[Records from a dataset]
---------------
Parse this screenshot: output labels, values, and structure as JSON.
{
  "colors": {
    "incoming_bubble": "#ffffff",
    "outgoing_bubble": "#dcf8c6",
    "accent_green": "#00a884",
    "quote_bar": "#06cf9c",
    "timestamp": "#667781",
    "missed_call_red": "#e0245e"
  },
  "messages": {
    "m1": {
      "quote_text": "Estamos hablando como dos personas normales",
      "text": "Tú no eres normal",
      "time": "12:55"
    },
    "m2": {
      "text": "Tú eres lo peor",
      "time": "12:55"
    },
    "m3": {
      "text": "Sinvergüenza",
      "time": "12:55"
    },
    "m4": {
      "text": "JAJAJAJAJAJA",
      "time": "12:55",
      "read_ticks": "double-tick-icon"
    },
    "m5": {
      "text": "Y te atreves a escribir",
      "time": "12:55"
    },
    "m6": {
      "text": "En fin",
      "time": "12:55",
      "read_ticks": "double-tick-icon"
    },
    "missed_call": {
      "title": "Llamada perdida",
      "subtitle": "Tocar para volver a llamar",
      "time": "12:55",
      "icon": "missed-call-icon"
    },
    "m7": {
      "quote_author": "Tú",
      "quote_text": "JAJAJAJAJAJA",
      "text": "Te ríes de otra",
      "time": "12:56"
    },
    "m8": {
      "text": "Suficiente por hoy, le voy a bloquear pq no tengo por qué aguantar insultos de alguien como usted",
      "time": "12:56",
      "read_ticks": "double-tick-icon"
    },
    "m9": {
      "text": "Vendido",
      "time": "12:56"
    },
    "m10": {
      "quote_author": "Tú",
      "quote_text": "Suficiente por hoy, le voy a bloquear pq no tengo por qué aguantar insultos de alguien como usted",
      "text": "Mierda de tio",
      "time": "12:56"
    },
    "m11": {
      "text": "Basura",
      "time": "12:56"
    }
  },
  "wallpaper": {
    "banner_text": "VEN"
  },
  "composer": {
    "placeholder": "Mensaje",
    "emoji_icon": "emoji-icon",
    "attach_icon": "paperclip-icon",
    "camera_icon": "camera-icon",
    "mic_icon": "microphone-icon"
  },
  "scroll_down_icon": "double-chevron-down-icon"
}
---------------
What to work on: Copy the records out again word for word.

Completed exercise:
Parse this screenshot: output labels, values, and structure as JSON.
{
  "colors": {
    "incoming_bubble": "#ffffff",
    "outgoing_bubble": "#dcf8c6",
    "accent_green": "#00a884",
    "quote_bar": "#06cf9c",
    "timestamp": "#667781",
    "missed_call_red": "#e0245e"
  },
  "messages": {
    "m1": {
      "quote_text": "Estamos hablando como dos personas normales",
      "text": "Tú no eres normal",
      "time": "12:55"
    },
    "m2": {
      "text": "Tú eres lo peor",
      "time": "12:55"
    },
    "m3": {
      "text": "Sinvergüenza",
      "time": "12:55"
    },
    "m4": {
      "text": "JAJAJAJAJAJA",
      "time": "12:55",
      "read_ticks": "double-tick-icon"
    },
    "m5": {
      "text": "Y te atreves a escribir",
      "time": "12:55"
    },
    "m6": {
      "text": "En fin",
      "time": "12:55",
      "read_ticks": "double-tick-icon"
    },
    "missed_call": {
      "title": "Llamada perdida",
      "subtitle": "Tocar para volver a llamar",
      "time": "12:55",
      "icon": "missed-call-icon"
    },
    "m7": {
      "quote_author": "Tú",
      "quote_text": "JAJAJAJAJAJA",
      "text": "Te ríes de otra",
      "time": "12:56"
    },
    "m8": {
      "text": "Suficiente por hoy, le voy a bloquear pq no tengo por qué aguantar insultos de alguien como usted",
      "time": "12:56",
      "read_ticks": "double-tick-icon"
    },
    "m9": {
      "text": "Vendido",
      "time": "12:56"
    },
    "m10": {
      "quote_author": "Tú",
      "quote_text": "Suficiente por hoy, le voy a bloquear pq no tengo por qué aguantar insultos de alguien como usted",
      "text": "Mierda de tio",
      "time": "12:56"
    },
    "m11": {
      "text": "Basura",
      "time": "12:56"
    }
  },
  "wallpaper": {
    "banner_text": "VEN"
  },
  "composer": {
    "placeholder": "Mensaje",
    "emoji_icon": "emoji-icon",
    "attach_icon": "paperclip-icon",
    "camera_icon": "camera-icon",
    "mic_icon": "microphone-icon"
  },
  "scroll_down_icon": "double-chevron-down-icon"
}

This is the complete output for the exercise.